WORK REQUEST: Here is a listing. Repeat it exactly and in its entirety.

INPUT:
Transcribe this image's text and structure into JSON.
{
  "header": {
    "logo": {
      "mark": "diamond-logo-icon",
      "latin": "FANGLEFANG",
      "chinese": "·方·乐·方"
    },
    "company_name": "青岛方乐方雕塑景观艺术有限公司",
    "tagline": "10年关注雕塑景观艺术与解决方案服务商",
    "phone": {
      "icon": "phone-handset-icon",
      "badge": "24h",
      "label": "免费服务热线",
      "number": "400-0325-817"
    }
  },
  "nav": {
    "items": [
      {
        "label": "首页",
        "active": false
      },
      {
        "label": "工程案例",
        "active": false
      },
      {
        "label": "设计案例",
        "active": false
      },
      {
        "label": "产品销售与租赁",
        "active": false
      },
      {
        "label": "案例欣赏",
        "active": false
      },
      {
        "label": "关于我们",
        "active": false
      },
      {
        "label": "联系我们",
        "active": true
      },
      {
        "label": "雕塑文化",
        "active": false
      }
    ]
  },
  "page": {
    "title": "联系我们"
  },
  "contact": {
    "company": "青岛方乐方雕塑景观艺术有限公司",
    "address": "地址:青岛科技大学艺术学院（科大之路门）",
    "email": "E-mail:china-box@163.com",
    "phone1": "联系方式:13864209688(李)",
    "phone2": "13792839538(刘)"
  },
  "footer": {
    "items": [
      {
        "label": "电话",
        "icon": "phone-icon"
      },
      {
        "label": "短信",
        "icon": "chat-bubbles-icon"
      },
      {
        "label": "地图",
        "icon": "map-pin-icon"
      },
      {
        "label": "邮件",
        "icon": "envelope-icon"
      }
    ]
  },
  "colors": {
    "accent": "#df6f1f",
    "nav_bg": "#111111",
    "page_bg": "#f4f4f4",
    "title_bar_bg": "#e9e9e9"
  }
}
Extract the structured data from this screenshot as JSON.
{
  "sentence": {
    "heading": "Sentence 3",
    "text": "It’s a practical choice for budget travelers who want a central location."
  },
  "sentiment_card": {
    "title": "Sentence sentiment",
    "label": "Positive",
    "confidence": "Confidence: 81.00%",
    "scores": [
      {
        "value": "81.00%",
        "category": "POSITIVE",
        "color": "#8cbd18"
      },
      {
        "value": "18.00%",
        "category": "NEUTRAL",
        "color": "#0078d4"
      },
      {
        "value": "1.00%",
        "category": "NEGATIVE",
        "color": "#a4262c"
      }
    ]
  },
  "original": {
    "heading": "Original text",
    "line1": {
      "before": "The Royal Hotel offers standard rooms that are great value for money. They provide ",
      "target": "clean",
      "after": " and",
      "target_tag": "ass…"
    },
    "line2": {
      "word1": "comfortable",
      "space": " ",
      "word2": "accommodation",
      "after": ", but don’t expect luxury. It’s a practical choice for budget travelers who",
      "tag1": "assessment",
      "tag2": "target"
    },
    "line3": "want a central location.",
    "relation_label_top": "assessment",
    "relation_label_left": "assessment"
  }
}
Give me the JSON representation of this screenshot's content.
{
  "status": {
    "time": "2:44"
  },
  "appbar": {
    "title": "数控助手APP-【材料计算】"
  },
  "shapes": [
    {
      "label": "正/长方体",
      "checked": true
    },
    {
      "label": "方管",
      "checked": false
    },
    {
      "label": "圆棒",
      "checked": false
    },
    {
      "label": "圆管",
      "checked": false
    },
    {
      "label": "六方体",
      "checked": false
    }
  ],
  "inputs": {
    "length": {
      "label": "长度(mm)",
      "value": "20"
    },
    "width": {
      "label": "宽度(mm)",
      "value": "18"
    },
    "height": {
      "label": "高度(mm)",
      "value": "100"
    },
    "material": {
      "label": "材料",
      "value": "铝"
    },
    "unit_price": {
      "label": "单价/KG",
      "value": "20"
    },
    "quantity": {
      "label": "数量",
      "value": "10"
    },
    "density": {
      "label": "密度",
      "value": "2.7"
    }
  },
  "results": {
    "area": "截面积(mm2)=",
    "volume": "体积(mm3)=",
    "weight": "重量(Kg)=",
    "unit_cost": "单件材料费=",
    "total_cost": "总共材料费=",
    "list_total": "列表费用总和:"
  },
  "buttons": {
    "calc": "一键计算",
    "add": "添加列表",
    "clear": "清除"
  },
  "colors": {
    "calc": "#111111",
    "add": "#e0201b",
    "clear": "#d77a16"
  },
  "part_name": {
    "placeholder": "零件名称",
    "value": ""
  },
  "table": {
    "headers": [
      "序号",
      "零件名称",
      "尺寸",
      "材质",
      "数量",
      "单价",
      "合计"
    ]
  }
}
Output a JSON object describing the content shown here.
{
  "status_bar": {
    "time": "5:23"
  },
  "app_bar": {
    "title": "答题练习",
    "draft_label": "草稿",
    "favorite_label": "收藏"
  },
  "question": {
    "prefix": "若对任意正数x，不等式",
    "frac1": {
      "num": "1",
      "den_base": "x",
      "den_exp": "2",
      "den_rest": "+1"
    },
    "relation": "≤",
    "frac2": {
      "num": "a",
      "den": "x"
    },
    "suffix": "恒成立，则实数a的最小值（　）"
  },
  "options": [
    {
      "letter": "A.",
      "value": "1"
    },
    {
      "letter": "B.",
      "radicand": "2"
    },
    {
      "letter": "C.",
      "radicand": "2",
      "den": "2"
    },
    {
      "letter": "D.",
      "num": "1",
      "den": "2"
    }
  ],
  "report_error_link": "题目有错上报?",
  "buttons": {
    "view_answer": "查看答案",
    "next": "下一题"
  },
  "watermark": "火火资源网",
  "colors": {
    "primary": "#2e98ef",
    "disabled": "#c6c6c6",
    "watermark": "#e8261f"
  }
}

TASK OUTPUT:
Transcribe this image's text and structure into JSON.
{
  "header": {
    "logo": {
      "mark": "diamond-logo-icon",
      "latin": "FANGLEFANG",
      "chinese": "·方·乐·方"
    },
    "company_name": "青岛方乐方雕塑景观艺术有限公司",
    "tagline": "10年关注雕塑景观艺术与解决方案服务商",
    "phone": {
      "icon": "phone-handset-icon",
      "badge": "24h",
      "label": "免费服务热线",
      "number": "400-0325-817"
    }
  },
  "nav": {
    "items": [
      {
        "label": "首页",
        "active": false
      },
      {
        "label": "工程案例",
        "active": false
      },
      {
        "label": "设计案例",
        "active": false
      },
      {
        "label": "产品销售与租赁",
        "active": false
      },
      {
        "label": "案例欣赏",
        "active": false
      },
      {
        "label": "关于我们",
        "active": false
      },
      {
        "label": "联系我们",
        "active": true
      },
      {
        "label": "雕塑文化",
        "active": false
      }
    ]
  },
  "page": {
    "title": "联系我们"
  },
  "contact": {
    "company": "青岛方乐方雕塑景观艺术有限公司",
    "address": "地址:青岛科技大学艺术学院（科大之路门）",
    "email": "E-mail:china-box@163.com",
    "phone1": "联系方式:13864209688(李)",
    "phone2": "13792839538(刘)"
  },
  "footer": {
    "items": [
      {
        "label": "电话",
        "icon": "phone-icon"
      },
      {
        "label": "短信",
        "icon": "chat-bubbles-icon"
      },
      {
        "label": "地图",
        "icon": "map-pin-icon"
      },
      {
        "label": "邮件",
        "icon": "envelope-icon"
      }
    ]
  },
  "colors": {
    "accent": "#df6f1f",
    "nav_bg": "#111111",
    "page_bg": "#f4f4f4",
    "title_bar_bg": "#e9e9e9"
  }
}
Extract the structured data from this screenshot as JSON.
{
  "sentence": {
    "heading": "Sentence 3",
    "text": "It’s a practical choice for budget travelers who want a central location."
  },
  "sentiment_card": {
    "title": "Sentence sentiment",
    "label": "Positive",
    "confidence": "Confidence: 81.00%",
    "scores": [
      {
        "value": "81.00%",
        "category": "POSITIVE",
        "color": "#8cbd18"
      },
      {
        "value": "18.00%",
        "category": "NEUTRAL",
        "color": "#0078d4"
      },
      {
        "value": "1.00%",
        "category": "NEGATIVE",
        "color": "#a4262c"
      }
    ]
  },
  "original": {
    "heading": "Original text",
    "line1": {
      "before": "The Royal Hotel offers standard rooms that are great value for money. They provide ",
      "target": "clean",
      "after": " and",
      "target_tag": "ass…"
    },
    "line2": {
      "word1": "comfortable",
      "space": " ",
      "word2": "accommodation",
      "after": ", but don’t expect luxury. It’s a practical choice for budget travelers who",
      "tag1": "assessment",
      "tag2": "target"
    },
    "line3": "want a central location.",
    "relation_label_top": "assessment",
    "relation_label_left": "assessment"
  }
}
Give me the JSON representation of this screenshot's content.
{
  "status": {
    "time": "2:44"
  },
  "appbar": {
    "title": "数控助手APP-【材料计算】"
  },
  "shapes": [
    {
      "label": "正/长方体",
      "checked": true
    },
    {
      "label": "方管",
      "checked": false
    },
    {
      "label": "圆棒",
      "checked": false
    },
    {
      "label": "圆管",
      "checked": false
    },
    {
      "label": "六方体",
      "checked": false
    }
  ],
  "inputs": {
    "length": {
      "label": "长度(mm)",
      "value": "20"
    },
    "width": {
      "label": "宽度(mm)",
      "value": "18"
    },
    "height": {
      "label": "高度(mm)",
      "value": "100"
    },
    "material": {
      "label": "材料",
      "value": "铝"
    },
    "unit_price": {
      "label": "单价/KG",
      "value": "20"
    },
    "quantity": {
      "label": "数量",
      "value": "10"
    },
    "density": {
      "label": "密度",
      "value": "2.7"
    }
  },
  "results": {
    "area": "截面积(mm2)=",
    "volume": "体积(mm3)=",
    "weight": "重量(Kg)=",
    "unit_cost": "单件材料费=",
    "total_cost": "总共材料费=",
    "list_total": "列表费用总和:"
  },
  "buttons": {
    "calc": "一键计算",
    "add": "添加列表",
    "clear": "清除"
  },
  "colors": {
    "calc": "#111111",
    "add": "#e0201b",
    "clear": "#d77a16"
  },
  "part_name": {
    "placeholder": "零件名称",
    "value": ""
  },
  "table": {
    "headers": [
      "序号",
      "零件名称",
      "尺寸",
      "材质",
      "数量",
      "单价",
      "合计"
    ]
  }
}
Output a JSON object describing the content shown here.
{
  "status_bar": {
    "time": "5:23"
  },
  "app_bar": {
    "title": "答题练习",
    "draft_label": "草稿",
    "favorite_label": "收藏"
  },
  "question": {
    "prefix": "若对任意正数x，不等式",
    "frac1": {
      "num": "1",
      "den_base": "x",
      "den_exp": "2",
      "den_rest": "+1"
    },
    "relation": "≤",
    "frac2": {
      "num": "a",
      "den": "x"
    },
    "suffix": "恒成立，则实数a的最小值（　）"
  },
  "options": [
    {
      "letter": "A.",
      "value": "1"
    },
    {
      "letter": "B.",
      "radicand": "2"
    },
    {
      "letter": "C.",
      "radicand": "2",
      "den": "2"
    },
    {
      "letter": "D.",
      "num": "1",
      "den": "2"
    }
  ],
  "report_error_link": "题目有错上报?",
  "buttons": {
    "view_answer": "查看答案",
    "next": "下一题"
  },
  "watermark": "火火资源网",
  "colors": {
    "primary": "#2e98ef",
    "disabled": "#c6c6c6",
    "watermark": "#e8261f"
  }
}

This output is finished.